- Depends. What do the UK versions of Colosseum and XD: Gale of Darkness call this currency? I'd wager it would be the same as in the US, but since the Gamecube has regional-lockout, that could lend to the possibility of regional differences based on geography...--Shiningpikablu252 17:39, 27 April 2010 (UTC)
The article mentions that the currency is called "Poké" in the mystery dungeon games (but that it may, however, be a different currency as it is used only by Pokémon) but the same name was used in the Pokémon Channel game. Could Poké just be a shortened version of "PokéDollar" or would it be an entirely different currency altogether? --Navarr 18:25, 30 May 2010 (UTC)
I see that Poké is a currency for Pokémon Mystery Dungeon and Pokémon Channel. Is it possible that it might just be short for PokéDollar? If so then could I simply make it a redirect to this page? Frozen Fennec 01:12, 7 March 2012 (UTC)
- SnorlaxMonster said that it is a diffrent kind of currency all together. I think that it either A) Needs it's own page or B) a section should be made for this page. IMO I believe that the former would be a better idea. Perhaps when the page is made in can be a disamb. page or something of the sort. --Pokemaster97 02:02, 7 March 2012 (UTC)
I understand that the currency in Mystery Dungeon seems like a different currency, but I have always refered to all Pokémon currency as Poké. Pokémon Channel also calls it poké, so could it at least be mentioned as a fan-made name?- unsigned comment from Micamike45 (talk • contribs)
Curious, as the move Pay Day's animation is a koban, and the money given out with Pay Day can be collected and used by the player, wouldn't that imply the Pokémon Dollar is shaped similarly to a koban?–Darknesslover5000 (talk) 22:29, 9 September 2013 (UTC)

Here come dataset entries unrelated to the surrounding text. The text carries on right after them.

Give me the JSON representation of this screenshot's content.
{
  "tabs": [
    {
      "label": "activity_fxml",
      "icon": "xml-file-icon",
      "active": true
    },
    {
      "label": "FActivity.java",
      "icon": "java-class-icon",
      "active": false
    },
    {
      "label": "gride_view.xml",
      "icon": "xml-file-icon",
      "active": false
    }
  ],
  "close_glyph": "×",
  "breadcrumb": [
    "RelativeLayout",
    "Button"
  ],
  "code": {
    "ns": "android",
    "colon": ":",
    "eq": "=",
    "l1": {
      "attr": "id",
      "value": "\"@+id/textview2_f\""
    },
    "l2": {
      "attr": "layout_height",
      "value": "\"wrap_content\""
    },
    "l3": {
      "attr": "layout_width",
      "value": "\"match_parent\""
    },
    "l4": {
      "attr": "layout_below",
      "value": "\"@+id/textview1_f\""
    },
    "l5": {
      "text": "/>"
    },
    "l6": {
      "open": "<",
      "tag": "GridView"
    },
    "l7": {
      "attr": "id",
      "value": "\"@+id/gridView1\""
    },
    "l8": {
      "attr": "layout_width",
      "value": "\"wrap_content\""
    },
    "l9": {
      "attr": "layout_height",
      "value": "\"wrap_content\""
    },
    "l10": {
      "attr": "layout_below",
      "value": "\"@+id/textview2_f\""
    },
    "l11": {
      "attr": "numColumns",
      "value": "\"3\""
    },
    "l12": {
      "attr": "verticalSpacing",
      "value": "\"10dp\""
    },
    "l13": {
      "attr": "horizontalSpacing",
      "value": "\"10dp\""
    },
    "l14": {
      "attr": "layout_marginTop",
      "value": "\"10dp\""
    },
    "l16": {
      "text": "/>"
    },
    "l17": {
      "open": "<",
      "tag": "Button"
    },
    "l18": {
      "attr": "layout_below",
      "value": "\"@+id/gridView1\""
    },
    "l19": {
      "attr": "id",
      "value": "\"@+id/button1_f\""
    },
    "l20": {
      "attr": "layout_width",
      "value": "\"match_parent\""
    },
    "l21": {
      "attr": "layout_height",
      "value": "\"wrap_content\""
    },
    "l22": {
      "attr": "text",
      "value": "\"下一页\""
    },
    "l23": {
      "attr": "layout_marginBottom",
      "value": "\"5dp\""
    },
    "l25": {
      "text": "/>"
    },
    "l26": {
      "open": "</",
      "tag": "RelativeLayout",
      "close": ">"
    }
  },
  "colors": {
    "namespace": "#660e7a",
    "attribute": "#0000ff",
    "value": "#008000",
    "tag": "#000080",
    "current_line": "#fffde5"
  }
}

Russian ruble officially has a currency symbol
According to Wikipedia Russia decided to adopt a currency symbol that looks like a "Cyrillic letter er with a single added horizontal stroke" that mean that the trivia info needs some updating. And I'm going to do so. -- Sion8 (talk) 04:43, 8 March 2014 (UTC)